Anyone know of any Scottish-based community groups who might benefit from a visit to one of our gardens…?
This year Scotland’s Garden Scheme will join sister organisation, the National Gardens Scheme who cover England and Wales, to hold Gardens and Health Week the 11th – 19th May.
The health and well-being aspect of being in a garden is a key element to our programme of garden openings this year. The physical and mental benefits of gardens and gardening are well known – when we’re stressed they can calm us and provide a wonderful head space to relax and for mindfulness.
Gardens and Health Week will give community groups, hospices, support groups and schools free access to participating volunteer’s gardens. The aim of this is to benefit people, who might not necessarily have the chance to visit a garden and show how therapeutic and inspiring garden spaces can be.
If you know a community group or school who would like to get involved, or you would like to open your garden to a visit between the 11th – 19th May, contact firstname.lastname@example.org
So, as part of my new job at Scotland’s Garden Scheme, I’ve decided that I’m going to try and ‘bag’ all the gardens – with over 500 open in any one year (some opening every other year), this could take me some time but at least I’ll now have plenty of opportunity.
As well as meeting lots of our wonderful volunteer garden openers across the country who open their gardens to visitors to raise money for over 200 charities, I should be able to get a whole heap of tips, and who knows, maybe even some seeds or cuttings.
My first ‘officially’ bagged garden is 101 Greenbank Crescent in Edinburgh. Jerry and Christine invited me along to show me around their labour of love. The garden is a steeply sloping series of terraces overlooking Braidburn Valley Park, each with a very different look and feel.
It’s a really interesting garden with winding steps, ponds, seating areas, a fairy garden, and a stunningly-shaped Kilmarnock willow, which annoyingly I didn’t photograph. Their aim is to have year-round colour, shape and structure. The Magnolia was looking wonderful as was the pear blossom. It’s not a highly manicured garden and has an air of easy charm that belies the years of hard work they’ve put into turning a grassy wilderness into what they have today – it’s definitely been a labour of love with most of the work being undertaken by Jerry and Christine themselves.

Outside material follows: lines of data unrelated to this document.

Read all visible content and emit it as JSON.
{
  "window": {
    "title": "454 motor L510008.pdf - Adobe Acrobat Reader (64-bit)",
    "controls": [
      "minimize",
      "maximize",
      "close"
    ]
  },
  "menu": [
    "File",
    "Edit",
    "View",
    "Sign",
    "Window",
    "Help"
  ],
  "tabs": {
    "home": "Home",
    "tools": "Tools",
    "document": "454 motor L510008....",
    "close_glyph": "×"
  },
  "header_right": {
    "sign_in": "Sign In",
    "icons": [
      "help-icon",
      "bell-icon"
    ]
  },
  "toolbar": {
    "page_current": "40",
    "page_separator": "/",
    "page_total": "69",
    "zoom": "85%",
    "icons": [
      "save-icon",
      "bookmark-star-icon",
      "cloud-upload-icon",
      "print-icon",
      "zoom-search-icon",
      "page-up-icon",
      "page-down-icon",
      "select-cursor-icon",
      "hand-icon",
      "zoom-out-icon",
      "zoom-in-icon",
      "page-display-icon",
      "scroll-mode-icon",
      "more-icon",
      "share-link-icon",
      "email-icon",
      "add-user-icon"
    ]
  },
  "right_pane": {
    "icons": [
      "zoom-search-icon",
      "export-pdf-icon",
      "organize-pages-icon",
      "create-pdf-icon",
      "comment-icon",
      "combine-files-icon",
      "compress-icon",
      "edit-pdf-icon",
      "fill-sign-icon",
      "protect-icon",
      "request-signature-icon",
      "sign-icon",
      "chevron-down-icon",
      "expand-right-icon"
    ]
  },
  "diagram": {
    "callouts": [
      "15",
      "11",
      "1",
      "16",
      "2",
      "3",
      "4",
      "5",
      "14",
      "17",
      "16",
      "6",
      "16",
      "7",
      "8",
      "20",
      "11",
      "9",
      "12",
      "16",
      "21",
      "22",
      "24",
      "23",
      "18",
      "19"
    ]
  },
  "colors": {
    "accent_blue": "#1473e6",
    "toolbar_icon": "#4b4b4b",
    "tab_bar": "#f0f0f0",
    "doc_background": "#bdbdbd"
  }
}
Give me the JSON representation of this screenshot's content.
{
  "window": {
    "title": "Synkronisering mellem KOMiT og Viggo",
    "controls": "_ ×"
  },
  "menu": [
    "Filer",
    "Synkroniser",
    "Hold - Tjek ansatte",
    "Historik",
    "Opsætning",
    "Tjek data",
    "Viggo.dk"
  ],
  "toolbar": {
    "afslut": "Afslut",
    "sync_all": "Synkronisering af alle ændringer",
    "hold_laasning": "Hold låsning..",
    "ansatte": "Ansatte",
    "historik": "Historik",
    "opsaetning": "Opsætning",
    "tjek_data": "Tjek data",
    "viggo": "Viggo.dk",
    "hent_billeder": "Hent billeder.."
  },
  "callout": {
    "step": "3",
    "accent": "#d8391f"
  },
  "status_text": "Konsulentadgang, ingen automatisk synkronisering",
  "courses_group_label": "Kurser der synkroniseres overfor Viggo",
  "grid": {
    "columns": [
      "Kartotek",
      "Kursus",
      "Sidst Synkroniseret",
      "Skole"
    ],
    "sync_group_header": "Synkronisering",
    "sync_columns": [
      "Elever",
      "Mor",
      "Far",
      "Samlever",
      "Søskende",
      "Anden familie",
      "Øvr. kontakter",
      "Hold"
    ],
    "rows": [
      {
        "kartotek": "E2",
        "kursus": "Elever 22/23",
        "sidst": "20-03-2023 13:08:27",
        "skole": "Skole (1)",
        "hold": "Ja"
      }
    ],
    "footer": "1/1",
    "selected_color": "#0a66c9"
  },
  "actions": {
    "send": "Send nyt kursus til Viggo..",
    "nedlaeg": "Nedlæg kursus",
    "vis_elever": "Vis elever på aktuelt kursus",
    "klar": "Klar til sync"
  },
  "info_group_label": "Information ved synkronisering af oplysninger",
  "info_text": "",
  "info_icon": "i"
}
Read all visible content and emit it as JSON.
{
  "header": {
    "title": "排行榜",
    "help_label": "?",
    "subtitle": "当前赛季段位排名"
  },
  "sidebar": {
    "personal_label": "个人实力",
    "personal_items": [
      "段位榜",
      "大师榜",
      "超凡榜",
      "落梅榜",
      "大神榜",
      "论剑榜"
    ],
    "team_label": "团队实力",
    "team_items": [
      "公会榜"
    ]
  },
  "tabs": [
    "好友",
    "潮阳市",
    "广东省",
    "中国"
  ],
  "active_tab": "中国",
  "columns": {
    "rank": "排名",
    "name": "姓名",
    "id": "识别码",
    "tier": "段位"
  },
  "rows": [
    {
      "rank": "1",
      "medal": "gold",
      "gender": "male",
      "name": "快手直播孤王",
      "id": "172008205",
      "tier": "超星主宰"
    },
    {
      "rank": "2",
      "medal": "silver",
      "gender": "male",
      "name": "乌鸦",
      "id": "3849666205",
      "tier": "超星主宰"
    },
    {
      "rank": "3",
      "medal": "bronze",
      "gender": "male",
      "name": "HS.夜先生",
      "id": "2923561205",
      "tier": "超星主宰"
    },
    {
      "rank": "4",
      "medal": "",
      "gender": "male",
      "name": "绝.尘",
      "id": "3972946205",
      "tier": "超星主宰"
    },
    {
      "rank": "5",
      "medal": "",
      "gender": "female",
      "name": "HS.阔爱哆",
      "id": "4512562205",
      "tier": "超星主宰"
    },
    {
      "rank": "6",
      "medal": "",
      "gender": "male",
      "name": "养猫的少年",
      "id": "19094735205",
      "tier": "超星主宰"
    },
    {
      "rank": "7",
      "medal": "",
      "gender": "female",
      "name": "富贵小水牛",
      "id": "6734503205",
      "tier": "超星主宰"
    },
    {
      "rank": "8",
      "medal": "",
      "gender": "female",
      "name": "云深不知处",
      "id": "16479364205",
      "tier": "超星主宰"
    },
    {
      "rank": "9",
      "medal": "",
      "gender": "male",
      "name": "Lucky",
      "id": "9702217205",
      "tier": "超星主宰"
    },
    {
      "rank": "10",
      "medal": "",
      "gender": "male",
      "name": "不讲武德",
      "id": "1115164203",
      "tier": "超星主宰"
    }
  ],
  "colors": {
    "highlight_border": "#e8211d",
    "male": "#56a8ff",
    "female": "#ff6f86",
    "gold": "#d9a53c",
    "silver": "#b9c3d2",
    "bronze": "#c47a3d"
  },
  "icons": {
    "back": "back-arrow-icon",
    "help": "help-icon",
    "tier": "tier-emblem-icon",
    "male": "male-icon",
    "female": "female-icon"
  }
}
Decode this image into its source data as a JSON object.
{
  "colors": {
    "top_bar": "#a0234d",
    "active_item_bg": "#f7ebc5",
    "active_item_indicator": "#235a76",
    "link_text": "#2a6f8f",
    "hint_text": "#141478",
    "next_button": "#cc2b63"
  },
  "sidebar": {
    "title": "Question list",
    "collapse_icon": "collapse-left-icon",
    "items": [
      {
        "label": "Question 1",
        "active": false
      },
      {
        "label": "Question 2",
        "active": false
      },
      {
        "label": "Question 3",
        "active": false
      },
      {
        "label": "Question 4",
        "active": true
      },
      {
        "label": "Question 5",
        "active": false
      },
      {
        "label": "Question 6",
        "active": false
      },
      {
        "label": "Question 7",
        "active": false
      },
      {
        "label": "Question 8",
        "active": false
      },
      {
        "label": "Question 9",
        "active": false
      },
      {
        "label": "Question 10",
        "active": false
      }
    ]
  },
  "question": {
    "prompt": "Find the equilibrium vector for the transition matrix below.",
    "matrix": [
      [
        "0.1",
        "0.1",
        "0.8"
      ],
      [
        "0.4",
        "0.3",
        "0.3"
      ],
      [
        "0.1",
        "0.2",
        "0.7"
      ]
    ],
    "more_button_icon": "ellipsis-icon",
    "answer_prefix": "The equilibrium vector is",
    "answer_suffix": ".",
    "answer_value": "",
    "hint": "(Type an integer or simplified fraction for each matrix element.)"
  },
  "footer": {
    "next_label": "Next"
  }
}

They’ve been opening for SGS for 10 years now and I can see why people would want to visit. They are open to visitors by arrangement from 13th April, until September and will be hosting an open day on Sunday 19th May. More info here.
Keen & willing, if slightly clueless, gardeners – life in & around our Scottish Pentlands garden